There were a couple of little beaches. Not really sure why they were fenced off. The sign said 'danger, fast moving water and steep dropoff'. We couldn't figure out the fast moving water bit. The dogs 'thought' they wanted to swim, but I know darn well they'd find the water too cold.
Some driftwood art
Here you can see remnants of trees that were flooded over. You would think it would make sense to log the area before flooding it, wouldn't you? For this reason, no power boats are allowed on the lake.
Since the trail couldn't cross on the old trestles, sometimes it had to make a detour around a bay where a creek ran in, and it headed up hill, pretty steep sometimes. It was hard work for Calli, even though we have the leash attached to her cart and help her up the hills.
Those hilly bits went through typical west coast rainforest

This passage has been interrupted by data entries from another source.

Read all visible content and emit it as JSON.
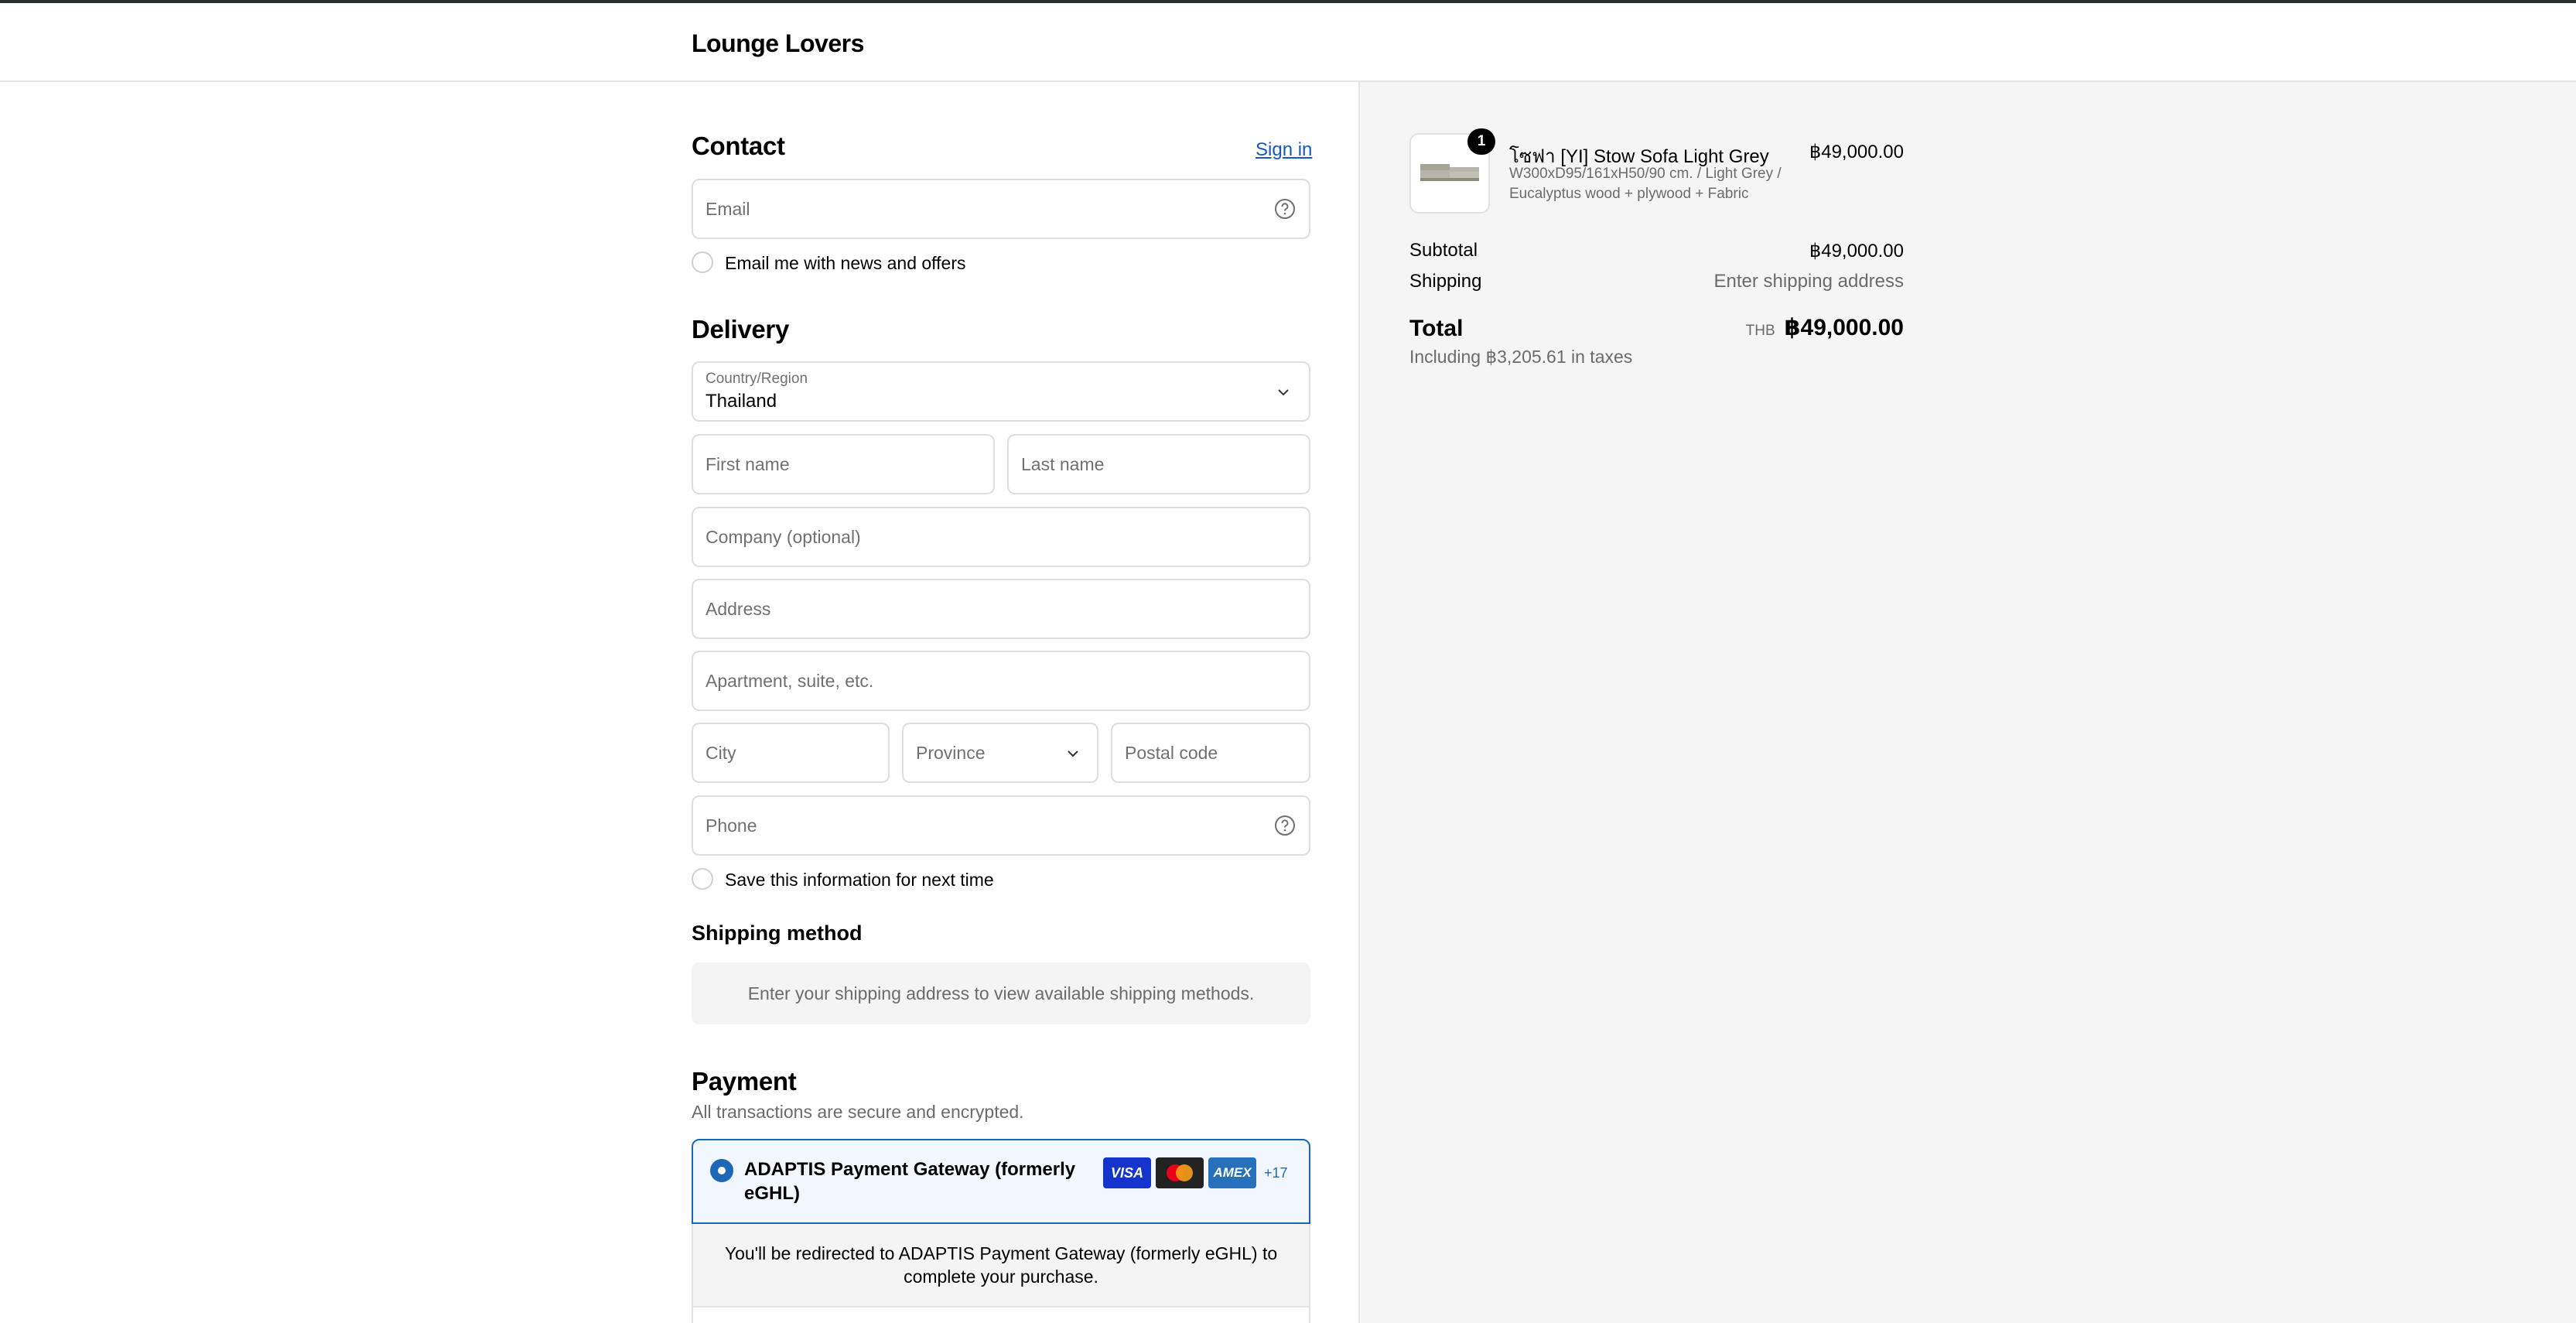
{
  "store": {
    "name": "Lounge Lovers"
  },
  "contact": {
    "heading": "Contact",
    "sign_in": "Sign in",
    "email_placeholder": "Email",
    "news_label": "Email me with news and offers"
  },
  "delivery": {
    "heading": "Delivery",
    "country_label": "Country/Region",
    "country_value": "Thailand",
    "first_name": "First name",
    "last_name": "Last name",
    "company": "Company (optional)",
    "address": "Address",
    "apartment": "Apartment, suite, etc.",
    "city": "City",
    "province": "Province",
    "postal": "Postal code",
    "phone": "Phone",
    "save_label": "Save this information for next time"
  },
  "shipping_method": {
    "heading": "Shipping method",
    "message": "Enter your shipping address to view available shipping methods."
  },
  "payment": {
    "heading": "Payment",
    "subtitle": "All transactions are secure and encrypted.",
    "option_name": "ADAPTIS Payment Gateway (formerly eGHL)",
    "cards": [
      "VISA",
      "mastercard",
      "AMEX"
    ],
    "more_cards": "+17",
    "redirect_message": "You'll be redirected to ADAPTIS Payment Gateway (formerly eGHL) to complete your purchase."
  },
  "summary": {
    "product_name": "โซฟา [YI] Stow Sofa Light Grey",
    "product_variant": "W300xD95/161xH50/90 cm. / Light Grey / Eucalyptus wood + plywood + Fabric",
    "quantity": "1",
    "product_price": "฿49,000.00",
    "subtotal_label": "Subtotal",
    "subtotal_value": "฿49,000.00",
    "shipping_label": "Shipping",
    "shipping_value": "Enter shipping address",
    "total_label": "Total",
    "currency": "THB",
    "total_value": "฿49,000.00",
    "taxes_note": "Including ฿3,205.61 in taxes"
  },
  "colors": {
    "accent": "#1d67b7",
    "link": "#1658bf",
    "visa": "#1434cb",
    "amex": "#2671b9"
  }
}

That tree right next to Larry's left arm was massive, and went up what seemed like forever. We estimated 150 ft.
On the way back we thought we Calli would be desperate for something to drink, so this creek was easy to access off the trail. You know that old saying 'You can lead a horse to water, but you can't make it drink...' That applies to dogs too. She is 'funny/weird' about drinking water.

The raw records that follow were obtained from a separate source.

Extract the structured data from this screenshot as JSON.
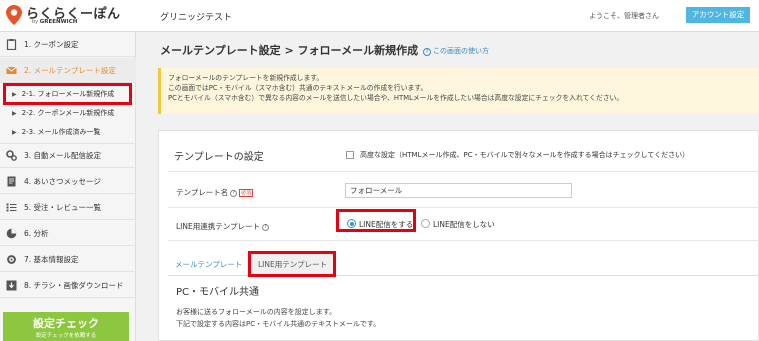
{
  "header": {
    "logo_main": "らくらくーぽん",
    "logo_sub_by": "by",
    "logo_sub_brand": "GREENWICH",
    "site_name": "グリニッジテスト",
    "welcome": "ようこそ、管理者さん",
    "account_button": "アカウント設定"
  },
  "sidebar": {
    "items": [
      {
        "label": "1. クーポン設定",
        "icon": "clipboard-icon"
      },
      {
        "label": "2. メールテンプレート設定",
        "icon": "mail-icon"
      },
      {
        "label": "3. 自動メール配信設定",
        "icon": "gears-icon"
      },
      {
        "label": "4. あいさつメッセージ",
        "icon": "document-icon"
      },
      {
        "label": "5. 受注・レビュー一覧",
        "icon": "list-icon"
      },
      {
        "label": "6. 分析",
        "icon": "pie-chart-icon"
      },
      {
        "label": "7. 基本情報設定",
        "icon": "gear-icon"
      },
      {
        "label": "8. チラシ・画像ダウンロード",
        "icon": "download-icon"
      }
    ],
    "sub_items": [
      {
        "label": "2-1. フォローメール新規作成"
      },
      {
        "label": "2-2. クーポンメール新規作成"
      },
      {
        "label": "2-3. メール作成済み一覧"
      }
    ],
    "promo_title": "設定チェック",
    "promo_sub": "設定チェックを依頼する"
  },
  "main": {
    "page_title": "メールテンプレート設定 > フォローメール新規作成",
    "help_link": "この画面の使い方",
    "info_lines": [
      "フォローメールのテンプレートを新規作成します。",
      "この画面ではPC・モバイル（スマホ含む）共通のテキストメールの作成を行います。",
      "PCとモバイル（スマホ含む）で異なる内容のメールを送信したい場合や、HTMLメールを作成したい場合は高度な設定にチェックを入れてください。"
    ],
    "section_title": "テンプレートの設定",
    "advanced_label": "高度な設定（HTMLメール作成、PC・モバイルで別々なメールを作成する場合はチェックしてください）",
    "template_name_label": "テンプレート名",
    "required_badge": "必須",
    "template_name_value": "フォローメール",
    "line_label": "LINE用連携テンプレート",
    "line_on": "LINE配信をする",
    "line_off": "LINE配信をしない",
    "tab_mail": "メールテンプレート",
    "tab_line": "LINE用テンプレート",
    "pc_title": "PC・モバイル共通",
    "desc_lines": [
      "お客様に送るフォローメールの内容を設定します。",
      "下記で設定する内容はPC・モバイル共通のテキストメールです。"
    ]
  }
}
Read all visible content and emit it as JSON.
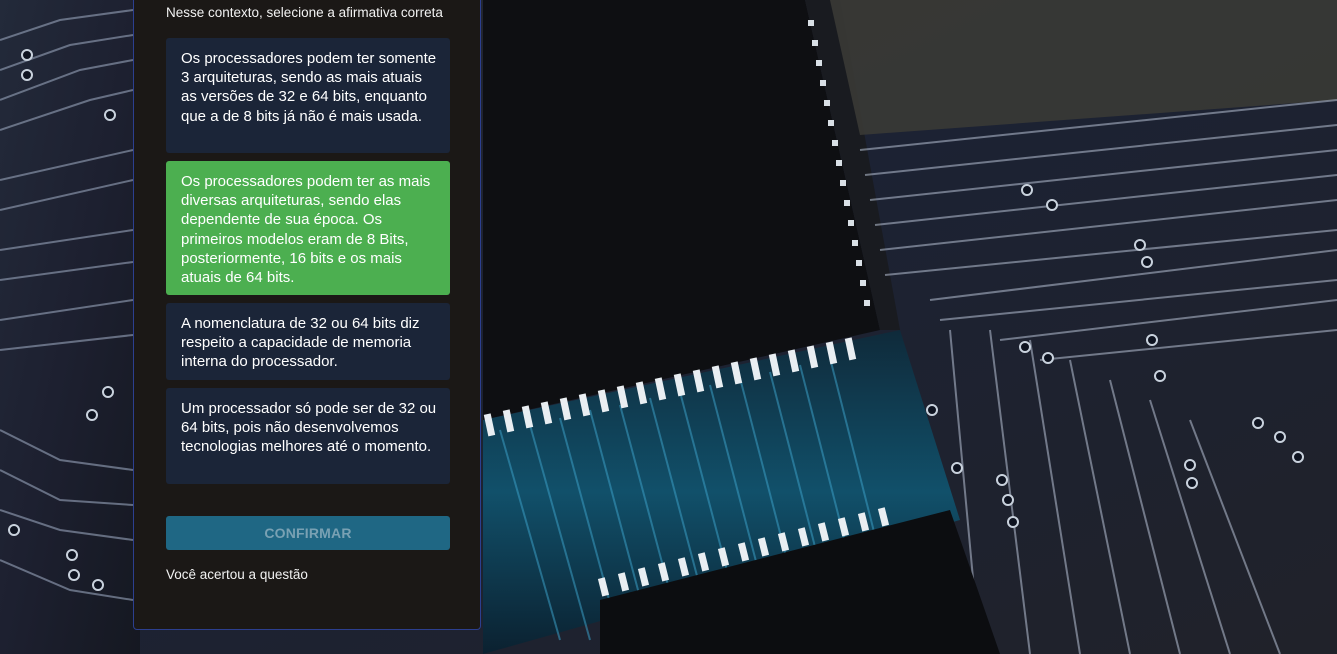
{
  "question": {
    "prompt": "Nesse contexto, selecione a afirmativa correta",
    "options": [
      {
        "text": "Os processadores podem ter somente 3 arquiteturas, sendo as mais atuais as versões de 32 e 64 bits, enquanto que a de 8 bits já não é mais usada.",
        "selected": false
      },
      {
        "text": "Os processadores podem ter as mais diversas arquiteturas, sendo elas dependente de sua época. Os primeiros modelos eram de 8 Bits, posteriormente, 16 bits e os mais atuais de 64 bits.",
        "selected": true
      },
      {
        "text": "A nomenclatura de 32 ou 64 bits diz respeito a capacidade de memoria interna do processador.",
        "selected": false
      },
      {
        "text": "Um processador só pode ser de 32 ou 64 bits, pois não desenvolvemos tecnologias melhores até o momento.",
        "selected": false
      }
    ],
    "confirm_label": "CONFIRMAR",
    "result_message": "Você acertou a questão"
  },
  "colors": {
    "panel_bg": "#1b1816",
    "option_bg": "#1b2538",
    "selected_bg": "#4caf50",
    "confirm_bg": "#1f6784",
    "panel_border": "#2c3f8f"
  },
  "background": {
    "icon": "circuit-board-image"
  }
}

There was some pretty major construction happening at the dam, and some of the area was closed off, maybe until 2018! The regular parking lot that was down almost at lake level was closed, and there was another parking area further up the road. The only problem with that was that it was high up above the lake, and there was a steep switchbacky trail down to lake level. Fine going down, but pretty darn hard for Calli to come up at the end of the walk. Larry pulled with the leash, and on the steepest parts I picked the back end of the cart up. She seemed to walk faster that way. Our theory was that it leveled her back out and she didn't feel like she was walking up hill, so was able to go faster.
Almost at the top here.
We walked a little over a third of the way up the lake, from the dam at the south end. We did two hilly bits, and when we hit the third bigger one, that made us decide to turn around, as we knew there was still the major climb to do at the end.
We couldn't have asked for a nicer day.